To teach creative writing well, it also helps to know a little more about how creativity feels and what it asks of a writer, and Mark will speak from his experience as a poet, essayist and memoirist. It also helps to be writing creatively yourself, and to that end, Mark will use a prompt or two to invite you deeper into the idiom or yourself. Not only an acclaimed poet, Mark is the author of three books on the writing craft, and he’s taught creative (and functional) writing for over twenty years. You’ll leave the workshop inspired and thinking differently about creative writing, how it’s made and how it might be inspired and workshopped into work that perpetuates art’s project and leads young people into lives that are, themselves, works of art (works of art we never reach the end of).
Gain practical strategies to lead Aboriginal education effectively in your local school community. You will be shown how to examine the contexts that shape Aboriginal education and make explicit connections between broader issues and the daily experience of teaching. Detailed scenario-based workshops will focus on building key skills in forward planning, sustainable improvement and problem-solving. There will be a strong focus on building teams and collective capacity for Aboriginal education in participants' schools.
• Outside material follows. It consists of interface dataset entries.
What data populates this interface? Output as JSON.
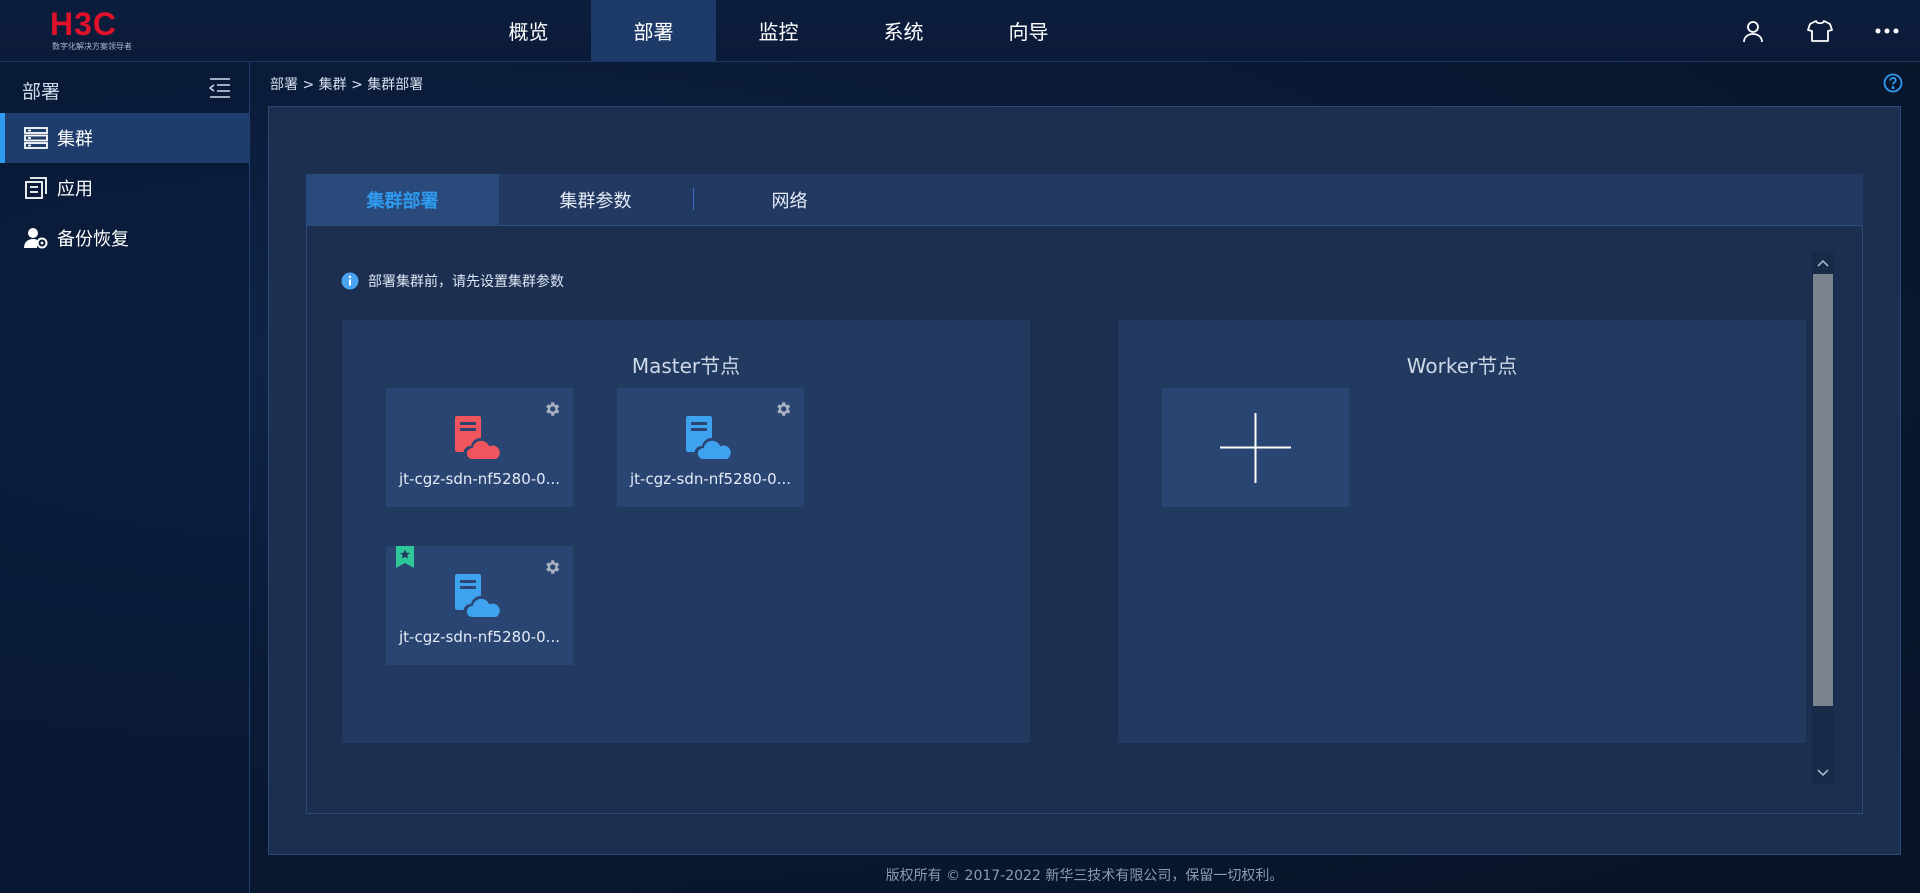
{
  "logo": {
    "text": "H3C",
    "subtitle": "数字化解决方案领导者"
  },
  "nav": {
    "items": [
      {
        "label": "概览"
      },
      {
        "label": "部署"
      },
      {
        "label": "监控"
      },
      {
        "label": "系统"
      },
      {
        "label": "向导"
      }
    ],
    "active_index": 1
  },
  "top_icons": [
    "user-icon",
    "shirt-icon",
    "more-icon"
  ],
  "sidebar": {
    "title": "部署",
    "items": [
      {
        "label": "集群",
        "icon": "server-list-icon"
      },
      {
        "label": "应用",
        "icon": "app-icon"
      },
      {
        "label": "备份恢复",
        "icon": "user-gear-icon"
      }
    ],
    "active_index": 0
  },
  "breadcrumb": "部署 > 集群 > 集群部署",
  "tabs": [
    {
      "label": "集群部署"
    },
    {
      "label": "集群参数"
    },
    {
      "label": "网络"
    }
  ],
  "active_tab": 0,
  "tip": "部署集群前，请先设置集群参数",
  "master": {
    "title": "Master节点",
    "nodes": [
      {
        "label": "jt-cgz-sdn-nf5280-0...",
        "status_color": "#f0545c"
      },
      {
        "label": "jt-cgz-sdn-nf5280-0...",
        "status_color": "#3fa2ef"
      },
      {
        "label": "jt-cgz-sdn-nf5280-0...",
        "status_color": "#3fa2ef"
      }
    ]
  },
  "worker": {
    "title": "Worker节点"
  },
  "footer": "版权所有 © 2017-2022 新华三技术有限公司，保留一切权利。",
  "colors": {
    "accent": "#2f9bf0",
    "node_red": "#f0545c",
    "node_blue": "#3fa2ef",
    "flag_green": "#2ec79a",
    "brand_red": "#e0112b"
  }
}
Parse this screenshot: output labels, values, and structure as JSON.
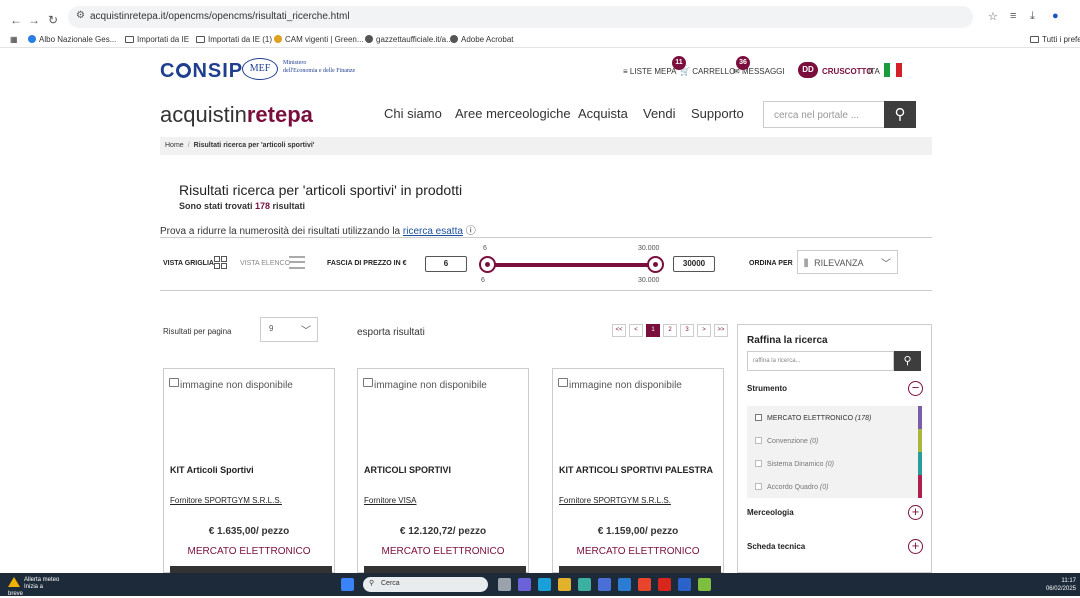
{
  "browser": {
    "url": "acquistinretepa.it/opencms/opencms/risultati_ricerche.html",
    "bookmarks": [
      "Albo Nazionale Ges...",
      "Importati da IE",
      "Importati da IE (1)",
      "CAM vigenti | Green...",
      "gazzettaufficiale.it/a...",
      "Adobe Acrobat"
    ],
    "bookmarks_right": "Tutti i prefer"
  },
  "topbar": {
    "consip": "CONSIP",
    "mef": "MEF",
    "ministero_line1": "Ministero",
    "ministero_line2": "dell'Economia e delle Finanze",
    "liste_mepa": "LISTE MEPA",
    "carrello": "CARRELLO",
    "carrello_badge": "11",
    "messaggi": "MESSAGGI",
    "messaggi_badge": "36",
    "user_initials": "DD",
    "cruscotto": "CRUSCOTTO",
    "lang": "ITA"
  },
  "header": {
    "logo_pre": "acquistin",
    "logo_mid": "rete",
    "logo_post": "pa",
    "nav": [
      "Chi siamo",
      "Aree merceologiche",
      "Acquista",
      "Vendi",
      "Supporto"
    ],
    "search_placeholder": "cerca nel portale ..."
  },
  "breadcrumb": {
    "home": "Home",
    "sep": "/",
    "current": "Risultati ricerca per 'articoli sportivi'"
  },
  "results": {
    "title": "Risultati ricerca per 'articoli sportivi' in prodotti",
    "found_pre": "Sono stati trovati ",
    "found_count": "178",
    "found_post": " risultati",
    "hint_pre": "Prova a ridurre la numerosità dei risultati utilizzando la ",
    "hint_link": "ricerca esatta",
    "hint_icon": "ⓘ"
  },
  "toolbar": {
    "vista_griglia": "VISTA GRIGLIA",
    "vista_elenco": "VISTA ELENCO",
    "fascia_prezzo": "FASCIA DI PREZZO IN €",
    "price_min": "6",
    "price_max": "30000",
    "tick_min_top": "6",
    "tick_max_top": "30.000",
    "tick_min_bottom": "6",
    "tick_max_bottom": "30.000",
    "ordina_per": "ORDINA PER",
    "ordina_value": "RILEVANZA"
  },
  "listing": {
    "per_page_label": "Risultati per pagina",
    "per_page_value": "9",
    "export": "esporta risultati",
    "pages": [
      "<<",
      "<",
      "1",
      "2",
      "3",
      ">",
      ">>"
    ],
    "active_page": "1"
  },
  "cards": [
    {
      "img": "immagine non disponibile",
      "title": "KIT Articoli Sportivi",
      "supplier": "Fornitore SPORTGYM S.R.L.S.",
      "price": "€ 1.635,00/ pezzo",
      "market": "MERCATO ELETTRONICO"
    },
    {
      "img": "immagine non disponibile",
      "title": "ARTICOLI SPORTIVI",
      "supplier": "Fornitore VISA",
      "price": "€ 12.120,72/ pezzo",
      "market": "MERCATO ELETTRONICO"
    },
    {
      "img": "immagine non disponibile",
      "title": "KIT ARTICOLI SPORTIVI PALESTRA",
      "supplier": "Fornitore SPORTGYM S.R.L.S.",
      "price": "€ 1.159,00/ pezzo",
      "market": "MERCATO ELETTRONICO"
    }
  ],
  "refine": {
    "title": "Raffina la ricerca",
    "placeholder": "raffina la ricerca...",
    "strumento": "Strumento",
    "options": [
      {
        "label": "MERCATO ELETTRONICO ",
        "count": "(178)",
        "color": "#7b5ea7"
      },
      {
        "label": "Convenzione ",
        "count": "(0)",
        "color": "#a9b83c"
      },
      {
        "label": "Sistema Dinamico ",
        "count": "(0)",
        "color": "#2a9d9a"
      },
      {
        "label": "Accordo Quadro ",
        "count": "(0)",
        "color": "#b0204f"
      }
    ],
    "merceologia": "Merceologia",
    "scheda_tecnica": "Scheda tecnica"
  },
  "taskbar": {
    "weather_title": "Allerta meteo",
    "weather_sub": "Inizia a breve",
    "search": "Cerca",
    "time": "11:17",
    "date": "06/02/2025"
  },
  "colors": {
    "brand": "#7a0f3e",
    "consip_blue": "#1f3f8e"
  }
}
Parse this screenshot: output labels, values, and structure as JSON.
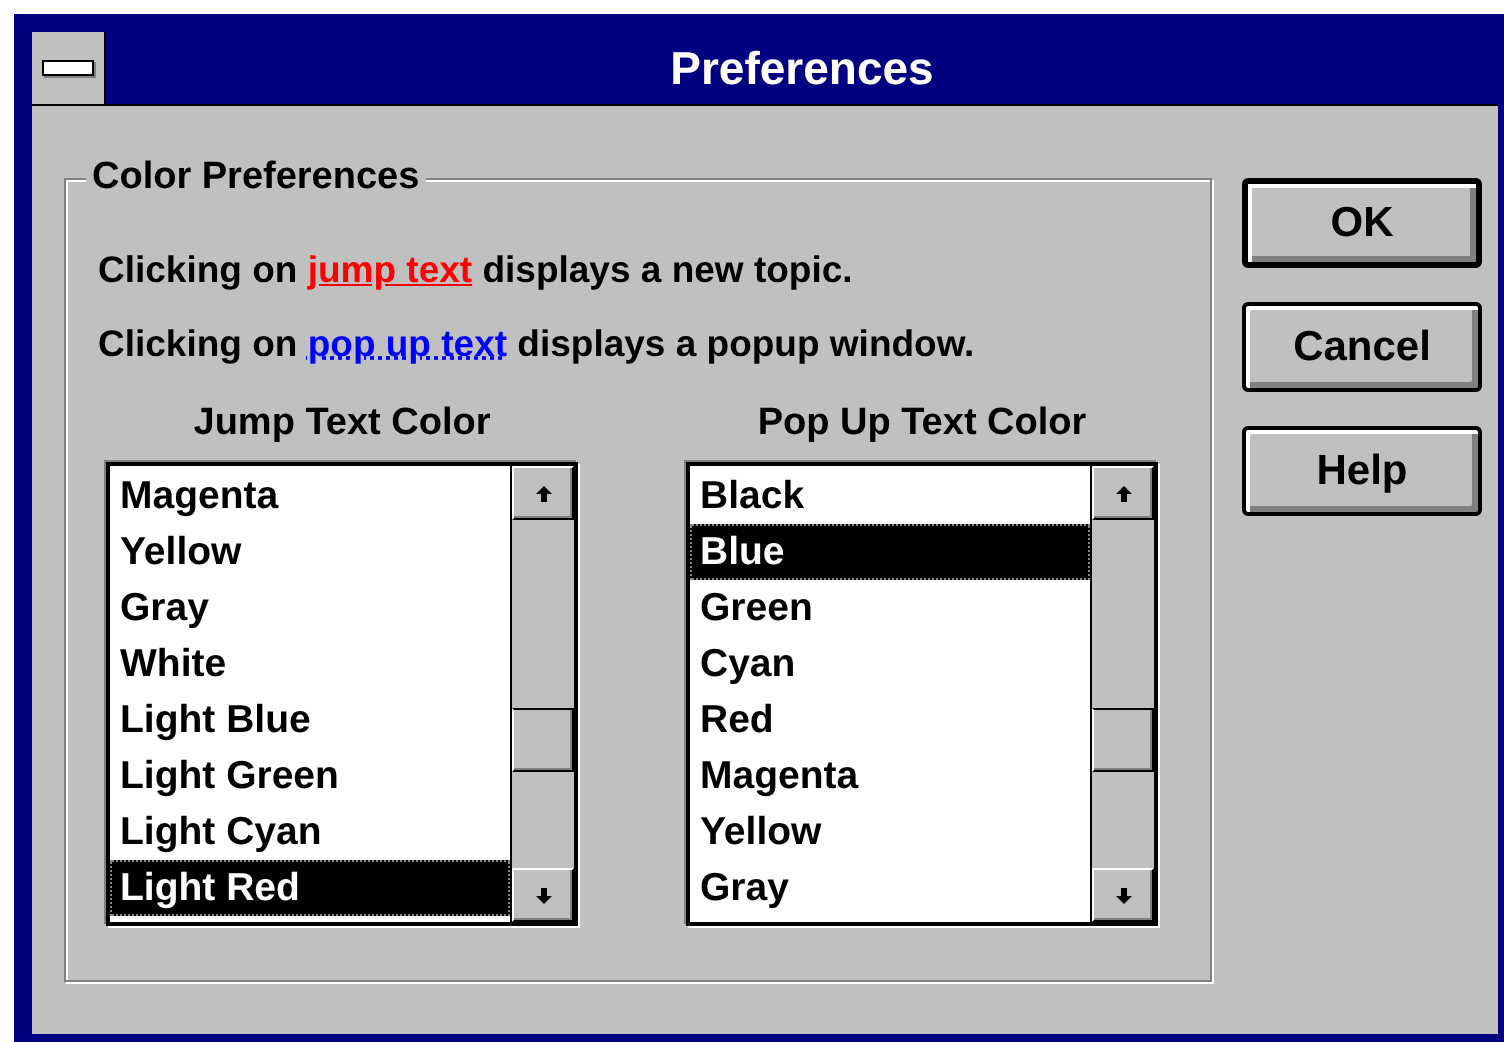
{
  "window": {
    "title": "Preferences"
  },
  "group": {
    "title": "Color Preferences"
  },
  "lines": [
    {
      "kind": "jump",
      "before": "Clicking on ",
      "link": "jump text",
      "after": " displays a new topic.",
      "color": "#ff0000"
    },
    {
      "kind": "popup",
      "before": "Clicking on ",
      "link": "pop up text",
      "after": " displays a popup window.",
      "color": "#0000ff"
    }
  ],
  "lists": [
    {
      "label": "Jump Text Color",
      "items": [
        {
          "label": "Magenta",
          "selected": false
        },
        {
          "label": "Yellow",
          "selected": false
        },
        {
          "label": "Gray",
          "selected": false
        },
        {
          "label": "White",
          "selected": false
        },
        {
          "label": "Light Blue",
          "selected": false
        },
        {
          "label": "Light Green",
          "selected": false
        },
        {
          "label": "Light Cyan",
          "selected": false
        },
        {
          "label": "Light Red",
          "selected": true
        }
      ]
    },
    {
      "label": "Pop Up Text Color",
      "items": [
        {
          "label": "Black",
          "selected": false
        },
        {
          "label": "Blue",
          "selected": true
        },
        {
          "label": "Green",
          "selected": false
        },
        {
          "label": "Cyan",
          "selected": false
        },
        {
          "label": "Red",
          "selected": false
        },
        {
          "label": "Magenta",
          "selected": false
        },
        {
          "label": "Yellow",
          "selected": false
        },
        {
          "label": "Gray",
          "selected": false
        }
      ]
    }
  ],
  "buttons": [
    {
      "label": "OK",
      "default": true
    },
    {
      "label": "Cancel",
      "default": false
    },
    {
      "label": "Help",
      "default": false
    }
  ]
}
Module 1 of the Mentoring course consists of five workshops that focus on developing pedagogical skills of mentoring in conjunction with using the Australian Professional Standards for Teachers, annotating evidence and developing relationships and protocols to use when observing colleagues.
*You may choose to pay an additional fee to have your work assessed for credit towards postgraduate studies.
For more information, visit our web page for the Mentoring course.
This course aims to develop culturally responsive leaders in Aboriginal education contexts who will influence change and contribute to improving the educational outcomes of Aboriginal students. It will provide opportunities for participants to critically analyse research on leadership practices that enable conditions for quality teaching and student learning in an Aboriginal context, and consider practical and process-oriented approaches responsive to the challenges of preparing educational leaders committed to social justice and equity for Aboriginal peoples.
Aboriginal and non-Aboriginal models, styles and purposes of leadership will be investigated including diverse leadership theoretical frameworks such as social justice, ethical, instructional and transformational leadership within the context of traditional understandings of leadership such as trait, behavioural, and situational.
This course examines and critiques different approaches to professional supervision in the health, human and community services. You will learn to identify key features of a working environment that can enhance or inhibit supervision. It will also assist you in identifying and developing knowledge and skills in the application of both staff and student supervision.
At the completion of this course you will be able to: